Trends in demands of listed invasive species in South Africa

Trends in demands of listed invasive species in South Africa
Livhuwani R. NNZERU1, Moleseng C. Moshobane2,3, Khathutshelo Nelukalo1
1Biosecurity directorate, Department of Environmental Affairs, Cape Town, South Africa
2Invasive Species Programme, South African National Biodiversity Institute, Kirstenbosch Research Centre, Cape Town, South Africa
3Centre for Invasion Biology, Department of Botany and Zoology, Stellenbosch University, Matieland 7602, South Africa

Invasive alien species are a major global concern due to their widespread negative impacts on biodiversity and agriculture. Invasion biology is inextricably linked to both biological phenomena and societal phenomena. Many factors influence the spread dynamics and distribution species including human-mediated dispersal because humans move species beyond their native ranges both intentionally or accidentally, and become established and spread.

DEA species permitting application database records from 2014-2015 were studied. The records were analysed and compared between listed invasive species and across provinces and taxa. The DEA dealt with 221 applications and issued 223 permits for 48 species. The DEA permitting records indicated that Mammals have the highest number of applications and permits issued and followed by the fresh-water fish species, reptiles, marine invertebrate’s species, plants, fresh water invertebrates species accounted for, and no permits issued for the other taxa. The human element is manageable effectively through legislation and public awareness. Therefore, successful management of AIS requires an understanding of spatial patterns of dispersal and the driving factor.
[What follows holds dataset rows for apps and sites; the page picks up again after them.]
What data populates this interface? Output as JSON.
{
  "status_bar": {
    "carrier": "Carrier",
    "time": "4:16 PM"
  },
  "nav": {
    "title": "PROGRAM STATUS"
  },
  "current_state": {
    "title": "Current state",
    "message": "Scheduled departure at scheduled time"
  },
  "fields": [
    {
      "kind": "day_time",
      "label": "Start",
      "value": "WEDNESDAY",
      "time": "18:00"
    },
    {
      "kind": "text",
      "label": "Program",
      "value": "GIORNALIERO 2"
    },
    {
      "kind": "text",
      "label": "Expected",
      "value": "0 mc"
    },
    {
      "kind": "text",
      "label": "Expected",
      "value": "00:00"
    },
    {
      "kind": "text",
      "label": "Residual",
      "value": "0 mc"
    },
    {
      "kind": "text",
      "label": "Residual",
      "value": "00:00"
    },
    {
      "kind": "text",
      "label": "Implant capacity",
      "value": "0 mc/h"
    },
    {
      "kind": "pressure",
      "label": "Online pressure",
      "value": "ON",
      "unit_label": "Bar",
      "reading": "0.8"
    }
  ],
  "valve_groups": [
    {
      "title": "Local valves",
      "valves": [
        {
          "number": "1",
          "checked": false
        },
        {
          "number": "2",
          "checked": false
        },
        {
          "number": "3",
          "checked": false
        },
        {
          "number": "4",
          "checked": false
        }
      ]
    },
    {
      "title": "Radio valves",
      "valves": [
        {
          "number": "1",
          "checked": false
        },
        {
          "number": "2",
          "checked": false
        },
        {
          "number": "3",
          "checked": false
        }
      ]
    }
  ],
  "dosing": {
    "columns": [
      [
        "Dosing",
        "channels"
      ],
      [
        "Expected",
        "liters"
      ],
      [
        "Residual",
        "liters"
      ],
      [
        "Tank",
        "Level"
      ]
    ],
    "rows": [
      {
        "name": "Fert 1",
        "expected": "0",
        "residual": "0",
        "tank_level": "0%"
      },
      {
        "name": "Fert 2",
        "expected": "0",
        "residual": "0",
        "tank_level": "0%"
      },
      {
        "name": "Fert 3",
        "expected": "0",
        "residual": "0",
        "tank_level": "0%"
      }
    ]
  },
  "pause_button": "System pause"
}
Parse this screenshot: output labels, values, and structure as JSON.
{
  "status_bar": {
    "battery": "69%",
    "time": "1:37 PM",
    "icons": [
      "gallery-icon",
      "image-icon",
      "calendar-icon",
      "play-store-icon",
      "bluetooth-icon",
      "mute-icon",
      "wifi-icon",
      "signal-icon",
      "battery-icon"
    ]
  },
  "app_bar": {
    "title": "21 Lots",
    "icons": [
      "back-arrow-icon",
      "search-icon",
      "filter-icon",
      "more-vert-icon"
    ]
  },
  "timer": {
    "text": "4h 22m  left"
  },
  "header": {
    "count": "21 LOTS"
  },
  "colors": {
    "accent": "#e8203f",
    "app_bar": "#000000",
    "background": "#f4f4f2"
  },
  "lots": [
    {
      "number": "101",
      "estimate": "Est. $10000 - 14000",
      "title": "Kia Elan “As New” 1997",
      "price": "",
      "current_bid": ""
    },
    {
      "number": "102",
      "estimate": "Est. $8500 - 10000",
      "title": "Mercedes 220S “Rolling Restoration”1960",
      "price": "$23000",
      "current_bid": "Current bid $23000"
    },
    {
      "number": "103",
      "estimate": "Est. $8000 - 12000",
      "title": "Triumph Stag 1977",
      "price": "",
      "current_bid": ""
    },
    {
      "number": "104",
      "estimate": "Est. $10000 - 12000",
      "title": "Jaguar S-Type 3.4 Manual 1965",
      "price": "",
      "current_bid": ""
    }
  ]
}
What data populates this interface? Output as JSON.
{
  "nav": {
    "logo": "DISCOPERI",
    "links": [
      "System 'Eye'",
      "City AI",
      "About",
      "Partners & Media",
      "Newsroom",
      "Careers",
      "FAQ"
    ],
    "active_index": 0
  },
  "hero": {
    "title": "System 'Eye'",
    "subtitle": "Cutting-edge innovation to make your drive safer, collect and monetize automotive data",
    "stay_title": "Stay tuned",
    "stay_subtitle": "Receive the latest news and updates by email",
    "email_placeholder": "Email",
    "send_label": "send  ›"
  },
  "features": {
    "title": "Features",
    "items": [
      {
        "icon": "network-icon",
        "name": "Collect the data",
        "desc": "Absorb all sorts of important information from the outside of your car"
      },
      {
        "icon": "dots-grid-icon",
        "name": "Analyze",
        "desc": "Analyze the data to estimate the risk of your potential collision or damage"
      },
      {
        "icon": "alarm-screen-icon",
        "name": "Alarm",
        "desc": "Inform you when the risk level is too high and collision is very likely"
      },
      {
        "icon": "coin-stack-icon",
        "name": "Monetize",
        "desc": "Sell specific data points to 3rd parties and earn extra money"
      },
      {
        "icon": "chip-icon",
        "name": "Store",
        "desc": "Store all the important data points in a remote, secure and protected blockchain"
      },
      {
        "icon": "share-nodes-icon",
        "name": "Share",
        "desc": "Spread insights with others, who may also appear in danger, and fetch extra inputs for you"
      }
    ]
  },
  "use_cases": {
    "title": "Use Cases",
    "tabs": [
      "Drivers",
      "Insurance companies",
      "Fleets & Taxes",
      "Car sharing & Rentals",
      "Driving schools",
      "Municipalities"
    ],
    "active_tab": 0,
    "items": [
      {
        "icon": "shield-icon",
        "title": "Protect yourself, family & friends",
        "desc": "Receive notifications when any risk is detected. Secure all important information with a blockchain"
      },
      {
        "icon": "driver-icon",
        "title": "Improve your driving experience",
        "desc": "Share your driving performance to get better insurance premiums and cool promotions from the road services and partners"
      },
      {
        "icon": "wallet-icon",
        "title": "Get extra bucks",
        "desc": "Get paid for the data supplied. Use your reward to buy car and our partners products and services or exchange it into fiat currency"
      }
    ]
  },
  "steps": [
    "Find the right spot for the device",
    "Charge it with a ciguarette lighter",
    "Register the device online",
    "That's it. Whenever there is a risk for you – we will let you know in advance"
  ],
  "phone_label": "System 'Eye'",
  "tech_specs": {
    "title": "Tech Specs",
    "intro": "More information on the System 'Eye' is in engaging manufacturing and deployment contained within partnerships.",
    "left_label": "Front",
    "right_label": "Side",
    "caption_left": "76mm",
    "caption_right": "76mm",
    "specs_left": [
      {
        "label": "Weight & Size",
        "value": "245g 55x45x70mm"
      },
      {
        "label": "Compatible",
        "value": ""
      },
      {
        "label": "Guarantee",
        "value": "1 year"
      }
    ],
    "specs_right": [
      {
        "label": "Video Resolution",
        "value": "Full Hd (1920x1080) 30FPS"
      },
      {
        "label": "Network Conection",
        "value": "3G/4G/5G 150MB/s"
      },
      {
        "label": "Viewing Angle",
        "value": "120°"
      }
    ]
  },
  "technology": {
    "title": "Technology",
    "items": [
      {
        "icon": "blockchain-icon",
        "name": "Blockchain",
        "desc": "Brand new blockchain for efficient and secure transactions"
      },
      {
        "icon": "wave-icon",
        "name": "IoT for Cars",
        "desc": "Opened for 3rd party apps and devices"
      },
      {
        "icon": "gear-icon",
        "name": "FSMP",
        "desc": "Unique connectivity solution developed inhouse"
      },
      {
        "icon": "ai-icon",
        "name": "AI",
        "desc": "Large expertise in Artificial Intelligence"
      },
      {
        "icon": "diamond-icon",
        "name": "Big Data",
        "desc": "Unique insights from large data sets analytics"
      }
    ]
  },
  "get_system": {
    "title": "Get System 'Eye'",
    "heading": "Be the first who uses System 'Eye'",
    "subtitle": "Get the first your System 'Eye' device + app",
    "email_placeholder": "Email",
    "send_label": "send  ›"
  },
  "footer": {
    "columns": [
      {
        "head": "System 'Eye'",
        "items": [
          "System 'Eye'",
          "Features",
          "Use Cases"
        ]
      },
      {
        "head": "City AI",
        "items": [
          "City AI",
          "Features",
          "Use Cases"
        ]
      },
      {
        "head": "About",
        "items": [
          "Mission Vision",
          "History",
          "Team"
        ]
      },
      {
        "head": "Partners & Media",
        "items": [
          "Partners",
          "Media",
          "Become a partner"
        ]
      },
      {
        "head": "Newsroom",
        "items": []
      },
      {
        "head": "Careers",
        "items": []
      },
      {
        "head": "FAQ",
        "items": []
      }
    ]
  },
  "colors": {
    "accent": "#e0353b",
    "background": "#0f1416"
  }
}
The results provide quantitative evidence in support of the hypothesis that human-mediated dispersal is a pivotal to estimations of current and future spread of alien invasive species across the world.